A faithful copy of every record is needed here. Images must not appear in it.
DATA FOR THIS EXERCISE below:
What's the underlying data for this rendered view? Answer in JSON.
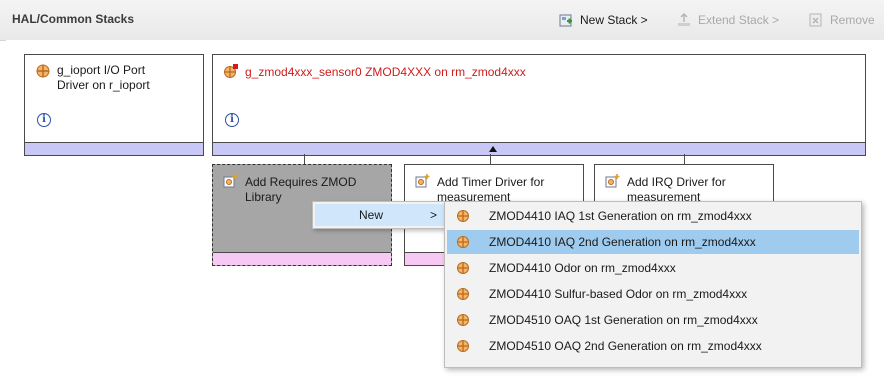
{
  "header": {
    "title": "HAL/Common Stacks",
    "new_stack": "New Stack >",
    "extend_stack": "Extend Stack >",
    "remove": "Remove"
  },
  "modules": {
    "ioport": {
      "line1": "g_ioport I/O Port",
      "line2": "Driver on r_ioport",
      "info": "i"
    },
    "sensor": {
      "title": "g_zmod4xxx_sensor0 ZMOD4XXX on rm_zmod4xxx",
      "info": "i"
    }
  },
  "children": {
    "zmod_lib": {
      "line1": "Add Requires ZMOD",
      "line2": "Library"
    },
    "timer": {
      "line1": "Add Timer Driver for",
      "line2": "measurement"
    },
    "irq": {
      "line1": "Add IRQ Driver for",
      "line2": "measurement"
    }
  },
  "context_menu": {
    "new_label": "New",
    "submenu_arrow": ">",
    "items": [
      "ZMOD4410 IAQ 1st Generation on rm_zmod4xxx",
      "ZMOD4410 IAQ 2nd Generation on rm_zmod4xxx",
      "ZMOD4410 Odor on rm_zmod4xxx",
      "ZMOD4410 Sulfur-based Odor on rm_zmod4xxx",
      "ZMOD4510 OAQ 1st Generation on rm_zmod4xxx",
      "ZMOD4510 OAQ 2nd Generation on rm_zmod4xxx"
    ],
    "selected_index": 1
  },
  "colors": {
    "module_strip": "#c9c7f5",
    "child_strip": "#f6c8f3",
    "selected_item": "#9ecbee",
    "title_red": "#d01c1c"
  }
}
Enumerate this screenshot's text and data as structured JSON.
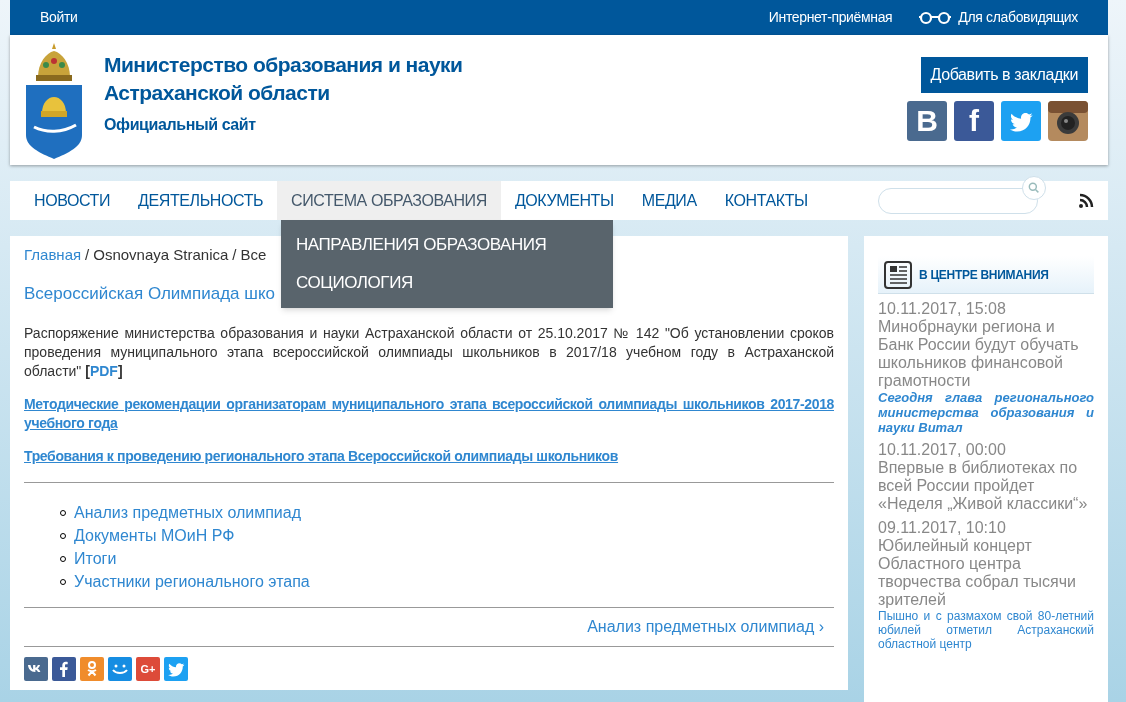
{
  "top_bar": {
    "login": "Войти",
    "reception": "Интернет-приёмная",
    "low_vision": "Для слабовидящих"
  },
  "header": {
    "title_lines": [
      "Министерство образования и науки",
      "Астраханской области"
    ],
    "subtitle": "Официальный сайт",
    "bookmark_button": "Добавить в закладки",
    "social": [
      {
        "kind": "vk",
        "glyph": "B"
      },
      {
        "kind": "facebook",
        "glyph": "f"
      },
      {
        "kind": "twitter"
      },
      {
        "kind": "instagram"
      }
    ]
  },
  "nav": {
    "items": [
      {
        "label": "НОВОСТИ",
        "selected": false
      },
      {
        "label": "ДЕЯТЕЛЬНОСТЬ",
        "selected": false
      },
      {
        "label": "СИСТЕМА ОБРАЗОВАНИЯ",
        "selected": true
      },
      {
        "label": "ДОКУМЕНТЫ",
        "selected": false
      },
      {
        "label": "МЕДИА",
        "selected": false
      },
      {
        "label": "КОНТАКТЫ",
        "selected": false
      }
    ],
    "dropdown": [
      "НАПРАВЛЕНИЯ ОБРАЗОВАНИЯ",
      "СОЦИОЛОГИЯ"
    ]
  },
  "main": {
    "breadcrumb": [
      {
        "label": "Главная",
        "link": true
      },
      {
        "label": "Osnovnaya Stranica",
        "link": false
      },
      {
        "label": "Все",
        "link": false
      }
    ],
    "breadcrumb_separator": "/",
    "title": "Всероссийская Олимпиада шко",
    "paragraph": {
      "text": "Распоряжение министерства образования и науки Астраханской области от 25.10.2017 № 142 \"Об установлении сроков проведения муниципального этапа всероссийской олимпиады школьников в 2017/18 учебном году в Астраханской области\" ",
      "bracket_open": "[",
      "link": "PDF",
      "bracket_close": "]"
    },
    "links": [
      "Методические рекомендации организаторам муниципального этапа всероссийской олимпиады школьников 2017-2018 учебного года",
      "Требования к проведению регионального этапа Всероссийской олимпиады школьников"
    ],
    "list": [
      "Анализ предметных олимпиад",
      "Документы МОиН РФ",
      "Итоги",
      "Участники регионального этапа"
    ],
    "next_link": "Анализ предметных олимпиад ›",
    "share": [
      {
        "kind": "vk"
      },
      {
        "kind": "facebook"
      },
      {
        "kind": "odnoklassniki"
      },
      {
        "kind": "moimir"
      },
      {
        "kind": "googleplus",
        "glyph": "G+"
      },
      {
        "kind": "twitter"
      }
    ]
  },
  "sidebar": {
    "title": "В ЦЕНТРЕ ВНИМАНИЯ",
    "news": [
      {
        "date": "10.11.2017, 15:08",
        "title": "Минобрнауки региона и Банк России будут обучать школьников финансовой грамотности",
        "summary": "Сегодня глава регионального министерства образования и науки Витал",
        "emphasized": true
      },
      {
        "date": "10.11.2017, 00:00",
        "title": "Впервые в библиотеках по всей России пройдет «Неделя „Живой классики“»"
      },
      {
        "date": "09.11.2017, 10:10",
        "title": "Юбилейный концерт Областного центра творчества собрал тысячи зрителей",
        "summary": "Пышно и с размахом свой 80-летний юбилей отметил Астраханский областной центр",
        "emphasized": false
      }
    ]
  }
}
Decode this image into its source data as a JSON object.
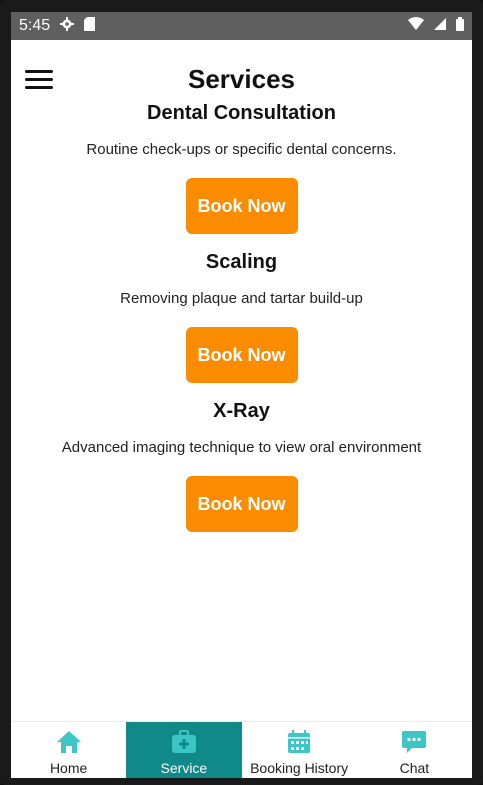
{
  "status_bar": {
    "time": "5:45"
  },
  "header": {
    "title": "Services"
  },
  "services": [
    {
      "title": "Dental Consultation",
      "description": "Routine check-ups or specific dental concerns.",
      "button_label": "Book Now"
    },
    {
      "title": "Scaling",
      "description": "Removing plaque and tartar build-up",
      "button_label": "Book Now"
    },
    {
      "title": "X-Ray",
      "description": "Advanced imaging technique to view oral environment",
      "button_label": "Book Now"
    }
  ],
  "bottom_nav": {
    "items": [
      {
        "label": "Home",
        "icon": "home-icon"
      },
      {
        "label": "Service",
        "icon": "medical-kit-icon",
        "active": true
      },
      {
        "label": "Booking History",
        "icon": "calendar-icon"
      },
      {
        "label": "Chat",
        "icon": "chat-bubble-icon"
      }
    ]
  },
  "colors": {
    "accent": "#fb8c00",
    "nav_active": "#0f8a89",
    "icon": "#3ec6c6"
  }
}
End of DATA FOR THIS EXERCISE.
WRITTEN SOLUTION:
What's the underlying data for this rendered view? Answer in JSON.
{
  "header": {
    "title": "HAL/Common Stacks",
    "new_stack": "New Stack >",
    "extend_stack": "Extend Stack >",
    "remove": "Remove"
  },
  "modules": {
    "ioport": {
      "line1": "g_ioport I/O Port",
      "line2": "Driver on r_ioport",
      "info": "i"
    },
    "sensor": {
      "title": "g_zmod4xxx_sensor0 ZMOD4XXX on rm_zmod4xxx",
      "info": "i"
    }
  },
  "children": {
    "zmod_lib": {
      "line1": "Add Requires ZMOD",
      "line2": "Library"
    },
    "timer": {
      "line1": "Add Timer Driver for",
      "line2": "measurement"
    },
    "irq": {
      "line1": "Add IRQ Driver for",
      "line2": "measurement"
    }
  },
  "context_menu": {
    "new_label": "New",
    "submenu_arrow": ">",
    "items": [
      "ZMOD4410 IAQ 1st Generation on rm_zmod4xxx",
      "ZMOD4410 IAQ 2nd Generation on rm_zmod4xxx",
      "ZMOD4410 Odor on rm_zmod4xxx",
      "ZMOD4410 Sulfur-based Odor on rm_zmod4xxx",
      "ZMOD4510 OAQ 1st Generation on rm_zmod4xxx",
      "ZMOD4510 OAQ 2nd Generation on rm_zmod4xxx"
    ],
    "selected_index": 1
  },
  "colors": {
    "module_strip": "#c9c7f5",
    "child_strip": "#f6c8f3",
    "selected_item": "#9ecbee",
    "title_red": "#d01c1c"
  }
}
Enumerate this screenshot's text and data as structured JSON.
{
  "top_bar": {
    "login": "Войти",
    "reception": "Интернет-приёмная",
    "low_vision": "Для слабовидящих"
  },
  "header": {
    "title_lines": [
      "Министерство образования и науки",
      "Астраханской области"
    ],
    "subtitle": "Официальный сайт",
    "bookmark_button": "Добавить в закладки",
    "social": [
      {
        "kind": "vk",
        "glyph": "B"
      },
      {
        "kind": "facebook",
        "glyph": "f"
      },
      {
        "kind": "twitter"
      },
      {
        "kind": "instagram"
      }
    ]
  },
  "nav": {
    "items": [
      {
        "label": "НОВОСТИ",
        "selected": false
      },
      {
        "label": "ДЕЯТЕЛЬНОСТЬ",
        "selected": false
      },
      {
        "label": "СИСТЕМА ОБРАЗОВАНИЯ",
        "selected": true
      },
      {
        "label": "ДОКУМЕНТЫ",
        "selected": false
      },
      {
        "label": "МЕДИА",
        "selected": false
      },
      {
        "label": "КОНТАКТЫ",
        "selected": false
      }
    ],
    "dropdown": [
      "НАПРАВЛЕНИЯ ОБРАЗОВАНИЯ",
      "СОЦИОЛОГИЯ"
    ]
  },
  "main": {
    "breadcrumb": [
      {
        "label": "Главная",
        "link": true
      },
      {
        "label": "Osnovnaya Stranica",
        "link": false
      },
      {
        "label": "Все",
        "link": false
      }
    ],
    "breadcrumb_separator": "/",
    "title": "Всероссийская Олимпиада шко",
    "paragraph": {
      "text": "Распоряжение министерства образования и науки Астраханской области от 25.10.2017 № 142 \"Об установлении сроков проведения муниципального этапа всероссийской олимпиады школьников в 2017/18 учебном году в Астраханской области\" ",
      "bracket_open": "[",
      "link": "PDF",
      "bracket_close": "]"
    },
    "links": [
      "Методические рекомендации организаторам муниципального этапа всероссийской олимпиады школьников 2017-2018 учебного года",
      "Требования к проведению регионального этапа Всероссийской олимпиады школьников"
    ],
    "list": [
      "Анализ предметных олимпиад",
      "Документы МОиН РФ",
      "Итоги",
      "Участники регионального этапа"
    ],
    "next_link": "Анализ предметных олимпиад ›",
    "share": [
      {
        "kind": "vk"
      },
      {
        "kind": "facebook"
      },
      {
        "kind": "odnoklassniki"
      },
      {
        "kind": "moimir"
      },
      {
        "kind": "googleplus",
        "glyph": "G+"
      },
      {
        "kind": "twitter"
      }
    ]
  },
  "sidebar": {
    "title": "В ЦЕНТРЕ ВНИМАНИЯ",
    "news": [
      {
        "date": "10.11.2017, 15:08",
        "title": "Минобрнауки региона и Банк России будут обучать школьников финансовой грамотности",
        "summary": "Сегодня глава регионального министерства образования и науки Витал",
        "emphasized": true
      },
      {
        "date": "10.11.2017, 00:00",
        "title": "Впервые в библиотеках по всей России пройдет «Неделя „Живой классики“»"
      },
      {
        "date": "09.11.2017, 10:10",
        "title": "Юбилейный концерт Областного центра творчества собрал тысячи зрителей",
        "summary": "Пышно и с размахом свой 80-летний юбилей отметил Астраханский областной центр",
        "emphasized": false
      }
    ]
  }
}
Decode this image into its source data as a JSON object.
{
  "status_bar": {
    "time": "5:45"
  },
  "header": {
    "title": "Services"
  },
  "services": [
    {
      "title": "Dental Consultation",
      "description": "Routine check-ups or specific dental concerns.",
      "button_label": "Book Now"
    },
    {
      "title": "Scaling",
      "description": "Removing plaque and tartar build-up",
      "button_label": "Book Now"
    },
    {
      "title": "X-Ray",
      "description": "Advanced imaging technique to view oral environment",
      "button_label": "Book Now"
    }
  ],
  "bottom_nav": {
    "items": [
      {
        "label": "Home",
        "icon": "home-icon"
      },
      {
        "label": "Service",
        "icon": "medical-kit-icon",
        "active": true
      },
      {
        "label": "Booking History",
        "icon": "calendar-icon"
      },
      {
        "label": "Chat",
        "icon": "chat-bubble-icon"
      }
    ]
  },
  "colors": {
    "accent": "#fb8c00",
    "nav_active": "#0f8a89",
    "icon": "#3ec6c6"
  }
}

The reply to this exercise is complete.